Nion (Don Mikovitz) is 47, has been married 23 years to a devout Christian, and has 2 kids, 18 and 21. He works as a Registered Pulmonary Function Technician at the local community hospital. Nion was brought up as Catholic, but has always been pagan at heart. A member of the Church of Rhiannon (COR) since June 1994, he is their official "Green Man." He's also a 1st degree Gardnarian witch since May 1995.

Sherlock, otherwise known as Sherry Holmes, lives and works in Auburn, Alabama, where she also studies Wildlife Biology. She is a beginner student of the Faerie Faith, and runs a Samhain festival called FallFling.

David Sparenberg teaches classes and workshops in mythology and writing, shamanism and tribal spiritualities. His literary work has been published in over 80 periodicals and he is currently seeking a book publisher for a collection of short stories and visualization exercises, entitled Verbal Alchemy.

White Bear is also known as Patrick Stephenson, and has followed the Red Road for a few years, after wandering through other paths. He lives in Auburn, Alabama, and presently manages a New Age gift shop.
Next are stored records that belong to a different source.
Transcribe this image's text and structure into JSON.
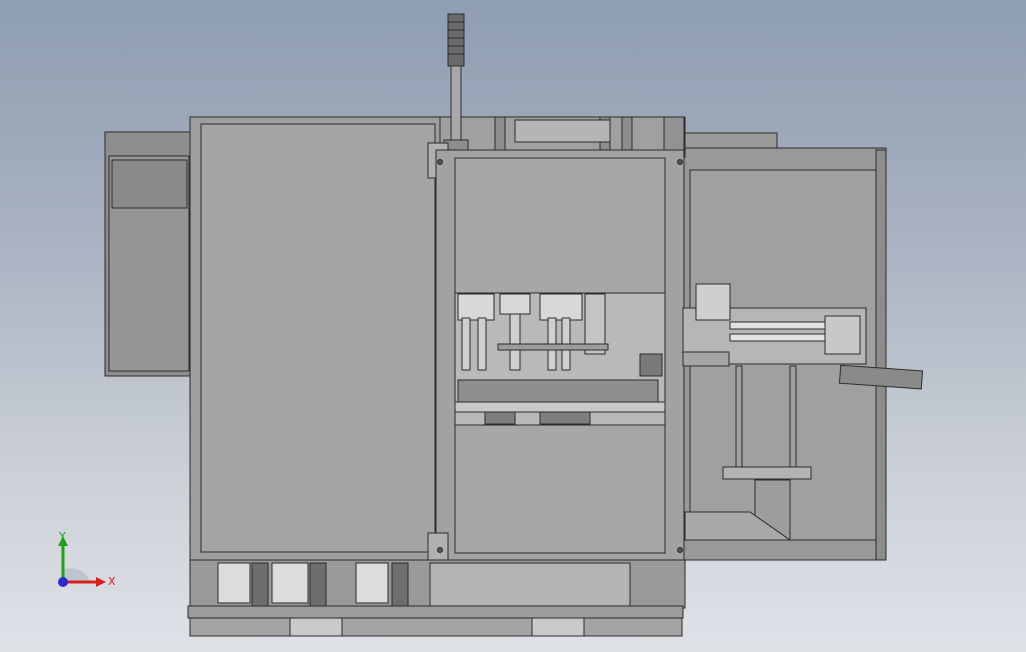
{
  "viewport": {
    "background_top": "#8f9db2",
    "background_bottom": "#dfe2e7"
  },
  "model": {
    "body_color": "#9a9a9a",
    "panel_color": "#a3a3a3",
    "edge_color": "#2b2b2b",
    "light_part_color": "#dcdcdc",
    "dark_part_color": "#6e6e6e"
  },
  "triad": {
    "x_label": "X",
    "y_label": "Y",
    "x_color": "#d92020",
    "y_color": "#1fa01f",
    "z_color": "#2a2ad0"
  }
}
He says if you really want to know about him you can come to FallFling and talk to him, as that is one of his favorite things to do!


The '96 Lunar Calendar: Dedicated to the Goddess in Her Many Guises by Nancy F.W. Passmore (editor and publisher). 1995. Luna Press, Boston, MA. 8" x 11", $20.00.
- Reviewed by Linda Kerr

Those of you who read The Hazel Nut regularly are familiar with The Lunar Calendar which graces the center pages of the magazine. The '96 Lunar Calendar is the 20th annual edition of this beautiful, useful, and most unusual calendar. In addition to the lunar months, presented in a spiral format showing the phases of the moon, you'll find original artwork and poetry, and several pages of historical, astrological and astronomical information. The calendar looks beautiful hanging on the wall, and if you love the full-color cover, there's a bonus: Nancy Passmore usually has posters and other products depicting the covers for sale.
If you can't find The '96 Lunar Calendar locally, call 617-427-9846 to order one, and to ask about a poster.

Understanding RUNES, Their Origins and Magical Power, by Michael Howard, 1990. Aquarian Press, The Thorsons Publishing Group, Northamptonshire, England. Softcover, 144 pp. $6.95.
- Reviewed by Stormy

This is one of three books I often refer people to when they are first researching and learning about Runes. (The other two are Ralph Blum's, The Book of Runes, and Lisa Pescehl's A Practical Guide To the Runes, Their Use In Divination and Magick.)
Mr. Howard is Wiccan and does an excellent job of portraying the Runes in the craft through his writing and his example. I agree that the Runes were used by Goddess Pagans and God/Goddess Pagans as well as by evolving patriarchal Pagans. He covers all the basics such as deities in Norse mythology, use of runes and rune poems. I also like the way he covers explanations on Shamanism, magick, and historical use of runes in Great Britain. This book is a must for anyone interested in the Norse Viking Religion or Anglo-Saxon Wiccan.